The power of a spreadsheet is in its ability to sort, and by sorting, revealing relationships that weren’t obvious. An almost finished spreadsheet can show you how you didn’t plan as well as you thought you did for when you’re ready to sort. So when you’ve created a spreadsheet with 970 AM & FM radio stations, you have to deal with little annoyances like hyphens in the wrong place.
AM stations are identified, for example, as WABC-AM, while FM stations are WABC-FM. That’s how the FCC designates them – callsign and band. But if you create a column of stations listed like that, you limit what you can do with the list as a whole. Weirdly, it becomes hard to combine like data in other fields that aren’t related to band if band and callsign are combined somewhere else.
That’s what I did, so I had to create a column with their band (AM and FM are called “bands” – so 1950ish) and I had to delete every “-FM, or -AM” behind each callsign. That was a pain.
But a slightly bigger pain was realizing I didn’t exactly understand how the “Find and Replace” function in OpenOffice works. After getting sick of going through rows of stations and deleting the extensions one by one, I had to experiment for about an hour before I figured out how to delete, first just the hyphens, then just the FM or AM, and finally, how to delete everything without making the whole sheet disappear. That happened a couple of times and it felt like my heart stopped.
The function is not intuitive or friendly, like it is with MS, but I guess that’s what you get for free. Anyway, finally figured out how to have one column of clean callsigns and an adjoining column with clean band designations. Sorting Made Not Easy 101 – but a teeny weeny victory in the march toward publication.
I’ve talked before about my love of spreadsheets. You really can’t trust me around them, because I tell myself I want to do something simple, and before you know it, I’ve collected tens of thousands of data cells.
Case in point: I decided I needed some information about a few public radio stations for the book I’m working on about the public radio fund drive. So I made a simple spreadsheet and in a snap, I had gathered what I was looking for about the few stations I was focusing on.

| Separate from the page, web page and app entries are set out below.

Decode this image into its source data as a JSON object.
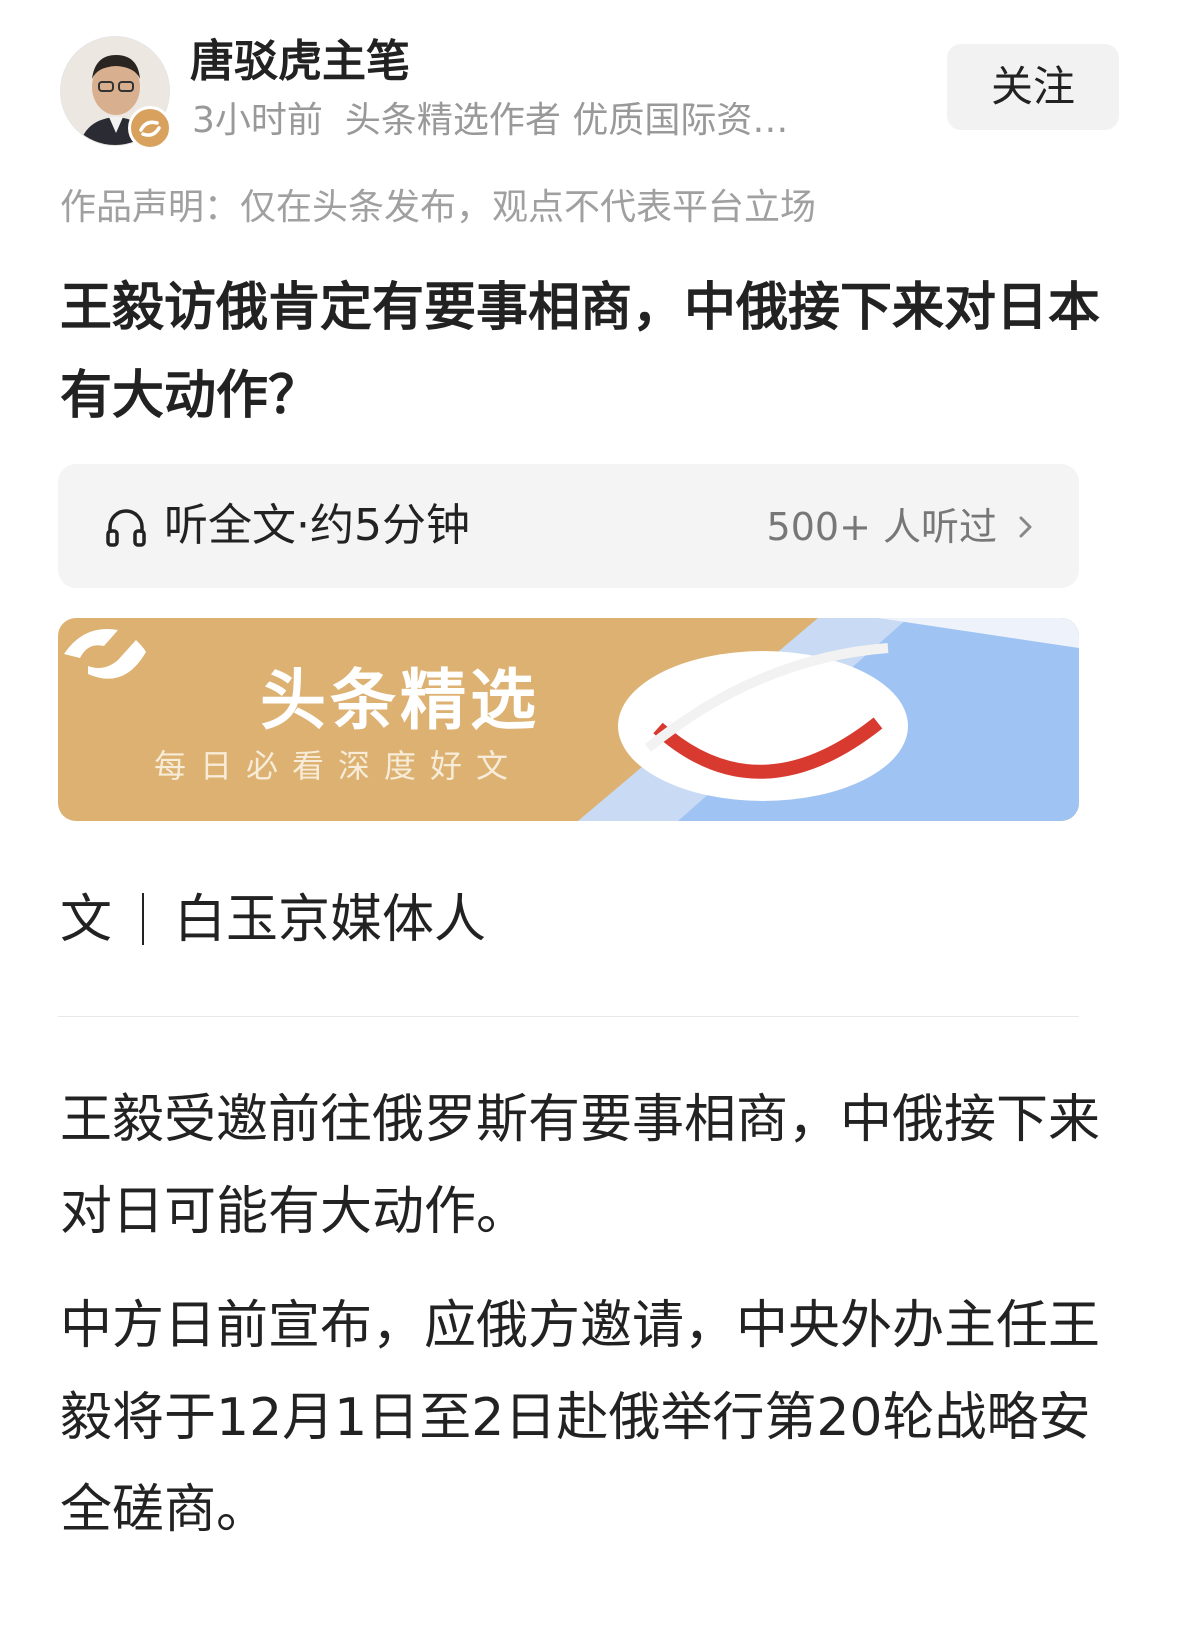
{
  "author": {
    "name": "唐驳虎主笔",
    "time": "3小时前",
    "tags": "头条精选作者 优质国际资…",
    "follow_label": "关注"
  },
  "statement": "作品声明：仅在头条发布，观点不代表平台立场",
  "title": "王毅访俄肯定有要事相商，中俄接下来对日本有大动作？",
  "listen": {
    "label": "听全文·约5分钟",
    "count": "500+ 人听过",
    "icon": "headphones-icon"
  },
  "banner": {
    "title": "头条精选",
    "subtitle": "每日必看深度好文"
  },
  "byline": {
    "prefix": "文",
    "author": "白玉京媒体人"
  },
  "paragraphs": [
    "王毅受邀前往俄罗斯有要事相商，中俄接下来对日可能有大动作。",
    "中方日前宣布，应俄方邀请，中央外办主任王毅将于12月1日至2日赴俄举行第20轮战略安全磋商。"
  ]
}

Then, I thought, does this really represent what is going on with a respectable number of them? “Is this representative?”, I asked. So, after deciding it wasn’t, I included a few more rows. But again, the question came back. And each time I added stations, I wondered, “Is this enough?”
I decided the only way I could be sure it was representative was to include all of them … all 970 public radio stations in the US, Puerto Rico and the Virgin Islands, according to NPR’s most recent, 2013 List of Member Stations .pdf.
Satisfied that I had answered those few questions for all of them, I started wondering, “What if I want to know about this or that too, later? Shouldn’t I try to answer a few more of my questions now that I have the chance?” So I added columns – like owner, licensee, silent, website, location, HAAT, funding sources, source percentages, band, repeater, frequency, network affiliation, translator and lots more.
See, a sickness.
What was supposed to be a quick and dirty little data dump turned into an 11-hour a day, butt-in-the-seat, month long, deep dive into each and every one of the public radio stations that flies the NPR flag. Not exactly what I was expecting (like some of the other small surprises I found). But once the headache passes, I’ll have something that can be sorted in all kinds of wierd ways. I won’t have to rely on a sample because I’ll be looking at the entire universe.
I think that’s going to help tell a much more interesting story of public radio pledge drives and the stations that conduct them.